Though there has been no concrete study on e-waste generation in the State, Odisha produces about 3,000 tonnes of electrical and electronic waste that would need to be collected and disposed of annually. Of the 3,000 tonnes, Bhubaneswar alone generates close to 1,000 tonnes. “It is the Government buildings, departments, PSUs and of course, the large number of educational institutions which generate most of the waste. That is the reason Bhubaneswar accounts for the lion’s share,” Member-Secretary of Odisha Pollution Control Board Sidhanta Das said.
The Ministry of Environment and Forest had given the producers of electrical and electronic equipment a buffer of one year to set up their recycling and collection centres which comes to an end on May 1.
In Odisha, Green Vortex has been authorised to set up a collection centre. In fact, it was the only firm that had applied for the project in the State and has now set up a unit at Mancheswar. Firms with necessary expertise can collect and subsequently recycle and dispose of e- waste, but would need authorisation from the PCB, Das said.
The PCB is hopeful that more and more firms would come forward once the implementation goes down well. With advanced recycling techniques, 95 to 99 per cent success can be achieved.
Electronic products often contain hazardous and toxic materials that pose environmental risks if they are land-filled or incinerated.
Televisions, video and computer monitor use cathode ray tubes (CRTs), which have significant amounts of lead.
Printed circuit boards contain primarily plastic and copper, and most have small amounts of chromium, lead solder, nickel, and zinc. In addition, many electronic products have batteries that often contain nickel, cadmium and other heavy metals.

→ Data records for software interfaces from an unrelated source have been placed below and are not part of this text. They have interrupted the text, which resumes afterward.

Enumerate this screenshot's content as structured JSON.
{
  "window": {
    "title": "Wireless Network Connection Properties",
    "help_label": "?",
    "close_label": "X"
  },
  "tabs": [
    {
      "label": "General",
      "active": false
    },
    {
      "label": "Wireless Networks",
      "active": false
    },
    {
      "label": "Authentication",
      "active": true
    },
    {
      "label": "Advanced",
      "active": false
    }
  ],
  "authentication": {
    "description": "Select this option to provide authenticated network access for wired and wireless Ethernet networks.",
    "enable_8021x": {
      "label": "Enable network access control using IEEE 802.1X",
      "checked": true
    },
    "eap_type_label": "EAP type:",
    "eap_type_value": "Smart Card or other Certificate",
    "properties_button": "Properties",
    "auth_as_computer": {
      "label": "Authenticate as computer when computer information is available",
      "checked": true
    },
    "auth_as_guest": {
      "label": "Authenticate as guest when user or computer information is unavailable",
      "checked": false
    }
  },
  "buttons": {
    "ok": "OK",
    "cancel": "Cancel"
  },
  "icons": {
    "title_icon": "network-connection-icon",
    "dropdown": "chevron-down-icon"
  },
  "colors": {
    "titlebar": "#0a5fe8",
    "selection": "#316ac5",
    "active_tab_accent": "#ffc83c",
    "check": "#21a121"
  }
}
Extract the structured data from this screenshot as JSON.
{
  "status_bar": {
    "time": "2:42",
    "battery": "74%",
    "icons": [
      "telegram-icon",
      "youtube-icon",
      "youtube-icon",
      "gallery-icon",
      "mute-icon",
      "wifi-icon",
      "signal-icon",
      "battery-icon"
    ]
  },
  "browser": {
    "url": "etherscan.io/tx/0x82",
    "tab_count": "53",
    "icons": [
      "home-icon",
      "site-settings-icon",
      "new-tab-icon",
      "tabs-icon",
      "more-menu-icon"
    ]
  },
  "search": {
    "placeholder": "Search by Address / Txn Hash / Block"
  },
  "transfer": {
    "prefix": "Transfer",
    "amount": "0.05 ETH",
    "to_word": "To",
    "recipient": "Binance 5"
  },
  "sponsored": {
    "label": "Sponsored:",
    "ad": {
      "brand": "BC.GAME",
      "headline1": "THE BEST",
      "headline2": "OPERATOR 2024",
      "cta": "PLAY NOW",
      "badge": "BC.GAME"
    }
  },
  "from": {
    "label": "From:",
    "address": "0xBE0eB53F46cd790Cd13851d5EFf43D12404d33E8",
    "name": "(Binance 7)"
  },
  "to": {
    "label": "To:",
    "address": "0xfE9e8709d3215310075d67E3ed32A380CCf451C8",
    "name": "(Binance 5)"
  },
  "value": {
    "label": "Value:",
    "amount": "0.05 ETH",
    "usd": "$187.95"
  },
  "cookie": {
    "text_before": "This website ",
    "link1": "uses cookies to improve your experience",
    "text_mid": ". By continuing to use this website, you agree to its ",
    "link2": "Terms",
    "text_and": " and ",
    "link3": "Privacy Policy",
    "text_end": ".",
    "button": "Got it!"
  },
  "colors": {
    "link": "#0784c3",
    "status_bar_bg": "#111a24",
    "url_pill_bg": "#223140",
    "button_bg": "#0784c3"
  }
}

Relays and switches in electronics, especially older ones, contain mercury. Also, capacitors in some types of older and larger equipment that is now entering the waste stream may contain polychlorinated biphenyls (PCBs).